Some of the Taiwanese may be very serious and devout in buying and burning the spirit money. But they need to be told that they can do nothing to help their dead ancestors. And on the flip side, their ancestors aren’t looking for gifts and money to make a better after-life. Those who have died in the Lord can want for nothing, of course. The offerings mean nothing. The offerings also do nothing to ease the suffering of those who died without the Lord. Jesus told of an unbeliever who died and was in torment. No gifts could reach him.

This story also tells us that the dead are not interested in bothering the living, causing trouble for them. If the dead could communicate with the Taiwanese worshippers, they would want to warn them of the penalty for dying in sin, apart from Christ. The rich man asked if Abraham could send someone to tell his brothers how to avoid the torments of hell.

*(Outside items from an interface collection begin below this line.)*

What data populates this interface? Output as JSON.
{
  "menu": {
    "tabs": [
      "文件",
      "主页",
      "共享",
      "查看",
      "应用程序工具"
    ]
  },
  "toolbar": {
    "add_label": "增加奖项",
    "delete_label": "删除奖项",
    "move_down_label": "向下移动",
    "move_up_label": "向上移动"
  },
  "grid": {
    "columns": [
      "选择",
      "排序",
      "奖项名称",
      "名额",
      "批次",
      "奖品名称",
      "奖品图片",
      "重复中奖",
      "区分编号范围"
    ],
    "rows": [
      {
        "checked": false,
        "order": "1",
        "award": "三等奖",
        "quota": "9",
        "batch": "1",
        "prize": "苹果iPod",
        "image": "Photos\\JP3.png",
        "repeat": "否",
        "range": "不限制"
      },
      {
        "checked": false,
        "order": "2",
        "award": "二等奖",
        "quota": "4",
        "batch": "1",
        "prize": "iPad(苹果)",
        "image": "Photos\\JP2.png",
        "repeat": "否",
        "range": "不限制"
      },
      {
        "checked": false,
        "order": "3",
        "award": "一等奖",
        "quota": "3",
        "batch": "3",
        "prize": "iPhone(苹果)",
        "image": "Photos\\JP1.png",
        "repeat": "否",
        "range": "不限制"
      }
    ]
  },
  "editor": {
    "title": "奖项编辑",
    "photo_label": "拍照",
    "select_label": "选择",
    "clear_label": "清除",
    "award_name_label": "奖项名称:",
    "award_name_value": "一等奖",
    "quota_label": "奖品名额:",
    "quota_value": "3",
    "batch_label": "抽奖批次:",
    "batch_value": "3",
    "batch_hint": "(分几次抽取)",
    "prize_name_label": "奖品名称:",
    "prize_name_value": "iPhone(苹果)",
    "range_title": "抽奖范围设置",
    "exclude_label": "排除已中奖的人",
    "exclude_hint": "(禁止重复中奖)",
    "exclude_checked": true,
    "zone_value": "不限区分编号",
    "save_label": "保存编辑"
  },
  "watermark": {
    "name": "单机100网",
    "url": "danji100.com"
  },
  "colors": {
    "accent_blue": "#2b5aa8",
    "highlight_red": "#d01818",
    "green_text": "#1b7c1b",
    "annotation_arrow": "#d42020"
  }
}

Who will bring God’s Word to the Taiwanese people? Who will tell them? We are excited that God has chosen us to go as missionaries to Taiwan. We look forward to bringing the only message of true life after death.